• **EXERCISE**:
Return the listing in full, word for word.

• **EXTRACTED ENTRIES**:
════
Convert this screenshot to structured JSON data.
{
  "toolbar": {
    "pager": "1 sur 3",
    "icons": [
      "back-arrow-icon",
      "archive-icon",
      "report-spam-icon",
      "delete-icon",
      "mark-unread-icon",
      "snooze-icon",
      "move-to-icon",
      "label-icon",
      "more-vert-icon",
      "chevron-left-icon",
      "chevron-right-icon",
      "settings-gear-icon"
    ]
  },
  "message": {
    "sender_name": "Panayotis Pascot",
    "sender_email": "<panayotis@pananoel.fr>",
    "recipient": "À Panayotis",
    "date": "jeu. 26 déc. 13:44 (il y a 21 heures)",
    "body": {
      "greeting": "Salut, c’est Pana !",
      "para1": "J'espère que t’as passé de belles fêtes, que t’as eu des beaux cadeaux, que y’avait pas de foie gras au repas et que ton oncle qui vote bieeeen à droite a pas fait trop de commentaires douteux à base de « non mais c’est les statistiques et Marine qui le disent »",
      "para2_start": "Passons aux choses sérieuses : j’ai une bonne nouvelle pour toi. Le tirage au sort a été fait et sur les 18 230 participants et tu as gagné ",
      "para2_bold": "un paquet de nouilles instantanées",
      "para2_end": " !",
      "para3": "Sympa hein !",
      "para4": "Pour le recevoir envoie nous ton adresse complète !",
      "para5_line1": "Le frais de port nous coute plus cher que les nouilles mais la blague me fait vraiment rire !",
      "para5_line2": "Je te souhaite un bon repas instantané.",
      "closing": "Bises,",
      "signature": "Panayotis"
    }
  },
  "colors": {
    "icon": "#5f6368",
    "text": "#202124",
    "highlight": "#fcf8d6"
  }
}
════
• **TASK OUTPUT**:
Convert this screenshot to structured JSON data.
{
  "toolbar": {
    "pager": "1 sur 3",
    "icons": [
      "back-arrow-icon",
      "archive-icon",
      "report-spam-icon",
      "delete-icon",
      "mark-unread-icon",
      "snooze-icon",
      "move-to-icon",
      "label-icon",
      "more-vert-icon",
      "chevron-left-icon",
      "chevron-right-icon",
      "settings-gear-icon"
    ]
  },
  "message": {
    "sender_name": "Panayotis Pascot",
    "sender_email": "<panayotis@pananoel.fr>",
    "recipient": "À Panayotis",
    "date": "jeu. 26 déc. 13:44 (il y a 21 heures)",
    "body": {
      "greeting": "Salut, c’est Pana !",
      "para1": "J'espère que t’as passé de belles fêtes, que t’as eu des beaux cadeaux, que y’avait pas de foie gras au repas et que ton oncle qui vote bieeeen à droite a pas fait trop de commentaires douteux à base de « non mais c’est les statistiques et Marine qui le disent »",
      "para2_start": "Passons aux choses sérieuses : j’ai une bonne nouvelle pour toi. Le tirage au sort a été fait et sur les 18 230 participants et tu as gagné ",
      "para2_bold": "un paquet de nouilles instantanées",
      "para2_end": " !",
      "para3": "Sympa hein !",
      "para4": "Pour le recevoir envoie nous ton adresse complète !",
      "para5_line1": "Le frais de port nous coute plus cher que les nouilles mais la blague me fait vraiment rire !",
      "para5_line2": "Je te souhaite un bon repas instantané.",
      "closing": "Bises,",
      "signature": "Panayotis"
    }
  },
  "colors": {
    "icon": "#5f6368",
    "text": "#202124",
    "highlight": "#fcf8d6"
  }
}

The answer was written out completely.